Scan the data, and whenever a line contains "Font", copy it.
BEGIN
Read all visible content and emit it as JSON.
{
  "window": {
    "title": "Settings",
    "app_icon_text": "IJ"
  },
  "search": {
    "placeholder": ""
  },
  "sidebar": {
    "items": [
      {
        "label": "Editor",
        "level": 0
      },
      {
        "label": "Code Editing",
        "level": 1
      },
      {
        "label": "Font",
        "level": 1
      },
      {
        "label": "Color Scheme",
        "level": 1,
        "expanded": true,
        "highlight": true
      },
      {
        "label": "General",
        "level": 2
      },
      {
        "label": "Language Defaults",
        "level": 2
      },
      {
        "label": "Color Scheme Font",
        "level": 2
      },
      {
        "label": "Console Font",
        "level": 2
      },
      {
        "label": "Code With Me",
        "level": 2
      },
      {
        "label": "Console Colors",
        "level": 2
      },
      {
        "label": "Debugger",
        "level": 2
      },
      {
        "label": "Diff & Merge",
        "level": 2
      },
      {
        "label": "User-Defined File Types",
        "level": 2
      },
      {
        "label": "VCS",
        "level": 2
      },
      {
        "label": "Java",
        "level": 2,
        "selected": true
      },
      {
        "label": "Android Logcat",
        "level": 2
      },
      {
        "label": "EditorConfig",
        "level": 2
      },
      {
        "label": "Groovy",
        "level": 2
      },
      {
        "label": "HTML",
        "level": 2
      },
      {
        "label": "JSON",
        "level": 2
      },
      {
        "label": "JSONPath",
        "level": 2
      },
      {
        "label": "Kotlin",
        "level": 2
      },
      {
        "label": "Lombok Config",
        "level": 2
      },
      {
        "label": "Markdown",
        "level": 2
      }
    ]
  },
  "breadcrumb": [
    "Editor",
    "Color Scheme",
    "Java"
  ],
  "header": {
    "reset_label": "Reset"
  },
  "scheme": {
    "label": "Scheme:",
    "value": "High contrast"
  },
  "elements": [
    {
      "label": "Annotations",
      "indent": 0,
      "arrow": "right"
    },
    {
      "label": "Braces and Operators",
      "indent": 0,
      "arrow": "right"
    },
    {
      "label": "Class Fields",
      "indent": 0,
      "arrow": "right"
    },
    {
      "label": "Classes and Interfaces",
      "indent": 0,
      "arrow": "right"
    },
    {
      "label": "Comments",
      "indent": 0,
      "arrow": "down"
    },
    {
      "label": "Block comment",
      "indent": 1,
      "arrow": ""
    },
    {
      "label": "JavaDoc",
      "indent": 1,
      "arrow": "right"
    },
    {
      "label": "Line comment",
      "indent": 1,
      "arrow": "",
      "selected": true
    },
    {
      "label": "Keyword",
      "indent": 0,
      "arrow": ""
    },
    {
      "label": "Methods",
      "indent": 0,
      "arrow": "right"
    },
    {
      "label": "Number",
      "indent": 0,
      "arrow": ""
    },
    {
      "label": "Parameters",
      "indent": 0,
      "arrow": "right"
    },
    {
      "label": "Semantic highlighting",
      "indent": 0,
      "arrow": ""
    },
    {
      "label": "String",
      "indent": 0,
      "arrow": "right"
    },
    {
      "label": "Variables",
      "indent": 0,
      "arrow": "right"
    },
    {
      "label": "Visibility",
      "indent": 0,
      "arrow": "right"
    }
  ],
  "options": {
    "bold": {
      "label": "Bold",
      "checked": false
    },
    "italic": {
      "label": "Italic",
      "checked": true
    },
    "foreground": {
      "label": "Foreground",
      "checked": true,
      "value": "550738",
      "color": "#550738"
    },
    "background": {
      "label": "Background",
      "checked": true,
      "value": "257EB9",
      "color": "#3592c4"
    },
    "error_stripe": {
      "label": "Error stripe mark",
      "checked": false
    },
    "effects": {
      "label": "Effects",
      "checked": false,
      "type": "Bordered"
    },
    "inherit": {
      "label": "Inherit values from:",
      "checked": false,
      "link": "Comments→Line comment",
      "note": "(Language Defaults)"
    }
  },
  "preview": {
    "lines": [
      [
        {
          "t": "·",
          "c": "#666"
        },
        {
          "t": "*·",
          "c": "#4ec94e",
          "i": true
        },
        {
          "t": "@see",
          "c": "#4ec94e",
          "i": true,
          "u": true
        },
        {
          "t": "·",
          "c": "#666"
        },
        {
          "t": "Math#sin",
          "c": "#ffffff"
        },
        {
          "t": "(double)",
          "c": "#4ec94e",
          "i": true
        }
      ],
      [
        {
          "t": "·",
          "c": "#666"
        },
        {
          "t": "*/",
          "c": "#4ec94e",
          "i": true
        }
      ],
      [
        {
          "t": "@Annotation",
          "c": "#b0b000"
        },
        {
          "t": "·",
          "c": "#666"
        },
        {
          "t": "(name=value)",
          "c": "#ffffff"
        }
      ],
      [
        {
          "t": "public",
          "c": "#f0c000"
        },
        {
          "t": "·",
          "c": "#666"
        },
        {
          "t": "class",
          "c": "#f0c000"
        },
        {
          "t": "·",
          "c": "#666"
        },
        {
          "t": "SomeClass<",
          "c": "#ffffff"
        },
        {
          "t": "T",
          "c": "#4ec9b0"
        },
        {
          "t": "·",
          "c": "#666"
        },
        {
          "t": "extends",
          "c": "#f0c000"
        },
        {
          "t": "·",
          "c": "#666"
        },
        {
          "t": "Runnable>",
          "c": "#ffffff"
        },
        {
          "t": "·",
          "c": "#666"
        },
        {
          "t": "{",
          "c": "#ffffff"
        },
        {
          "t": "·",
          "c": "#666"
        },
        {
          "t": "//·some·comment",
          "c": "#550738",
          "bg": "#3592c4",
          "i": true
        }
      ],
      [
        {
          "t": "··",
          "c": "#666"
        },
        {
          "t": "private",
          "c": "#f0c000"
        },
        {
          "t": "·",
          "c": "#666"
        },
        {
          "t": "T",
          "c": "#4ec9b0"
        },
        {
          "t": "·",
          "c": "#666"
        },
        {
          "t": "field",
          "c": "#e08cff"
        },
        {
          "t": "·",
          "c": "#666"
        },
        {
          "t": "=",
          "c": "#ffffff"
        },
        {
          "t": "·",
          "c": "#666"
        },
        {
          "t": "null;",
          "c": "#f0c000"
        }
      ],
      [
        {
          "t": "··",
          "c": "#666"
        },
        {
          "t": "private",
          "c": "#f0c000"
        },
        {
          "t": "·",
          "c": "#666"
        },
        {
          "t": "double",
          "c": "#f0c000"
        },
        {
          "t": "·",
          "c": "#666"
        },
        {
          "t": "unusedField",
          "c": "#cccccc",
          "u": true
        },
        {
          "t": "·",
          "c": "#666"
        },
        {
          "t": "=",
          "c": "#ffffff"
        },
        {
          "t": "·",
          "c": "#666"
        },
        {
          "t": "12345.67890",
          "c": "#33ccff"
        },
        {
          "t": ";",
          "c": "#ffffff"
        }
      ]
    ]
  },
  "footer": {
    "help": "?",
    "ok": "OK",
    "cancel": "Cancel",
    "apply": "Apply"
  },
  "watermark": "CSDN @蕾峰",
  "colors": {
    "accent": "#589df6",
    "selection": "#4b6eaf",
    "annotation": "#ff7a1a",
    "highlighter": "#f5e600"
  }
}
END
TASK SOLUTION:
        "label": "Font",
        "label": "Color Scheme Font",
        "label": "Console Font",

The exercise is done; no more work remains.